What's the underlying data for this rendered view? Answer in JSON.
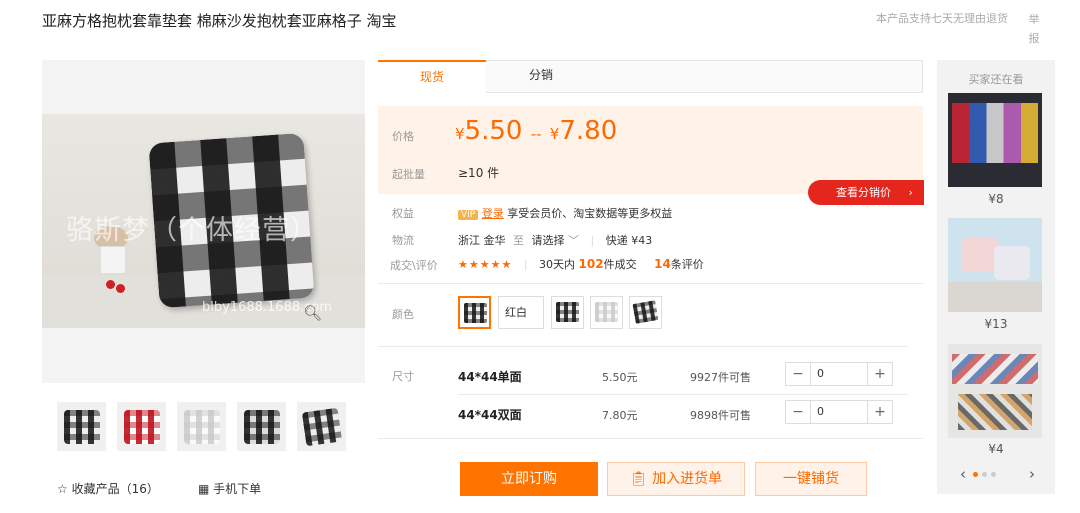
{
  "header": {
    "title": "亚麻方格抱枕套靠垫套 棉麻沙发抱枕套亚麻格子 淘宝",
    "return_notice": "本产品支持七天无理由退货",
    "report": "举报"
  },
  "gallery": {
    "watermark_text": "骆斯梦（个体经营）",
    "watermark_url": "blby1688.1688.com",
    "favorite_label": "收藏产品（16）",
    "mobile_order_label": "手机下单"
  },
  "tabs": [
    "现货",
    "分销"
  ],
  "price": {
    "label": "价格",
    "currency": "¥",
    "low": "5.50",
    "range_sep": "--",
    "high": "7.80",
    "moq_label": "起批量",
    "moq_value": "≥10 件",
    "dist_price_button": "查看分销价"
  },
  "benefits": {
    "label": "权益",
    "vip_badge": "VIP",
    "login_link": "登录",
    "text": "享受会员价、淘宝数据等更多权益"
  },
  "logistics": {
    "label": "物流",
    "origin": "浙江 金华",
    "to": "至",
    "destination_select": "请选择",
    "express": "快递 ¥43"
  },
  "deals": {
    "label": "成交\\评价",
    "stars": "★★★★★",
    "period": "30天内",
    "count": "102",
    "count_suffix": "件成交",
    "reviews": "14",
    "reviews_suffix": "条评价"
  },
  "colors": {
    "label": "颜色",
    "options": [
      "黑白格",
      "红白色",
      "黑白格",
      "白灰格",
      "黑白格"
    ],
    "visible_text_option": "红白色"
  },
  "sizes": {
    "label": "尺寸",
    "rows": [
      {
        "name": "44*44单面",
        "price": "5.50元",
        "stock": "9927件可售",
        "qty": "0"
      },
      {
        "name": "44*44双面",
        "price": "7.80元",
        "stock": "9898件可售",
        "qty": "0"
      }
    ]
  },
  "actions": {
    "order_now": "立即订购",
    "add_cart": "加入进货单",
    "one_click": "一键铺货"
  },
  "side": {
    "title": "买家还在看",
    "items": [
      {
        "price": "¥8"
      },
      {
        "price": "¥13"
      },
      {
        "price": "¥4"
      }
    ]
  },
  "colors_theme": {
    "accent": "#ff7300",
    "price": "#ff6a00",
    "badge_red": "#e4261c",
    "price_bg": "#fff2e8"
  }
}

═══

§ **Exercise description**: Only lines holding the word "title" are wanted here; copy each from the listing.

§ **Written answer**:
    "title": "亚麻方格抱枕套靠垫套 棉麻沙发抱枕套亚麻格子 淘宝",
    "title": "买家还在看",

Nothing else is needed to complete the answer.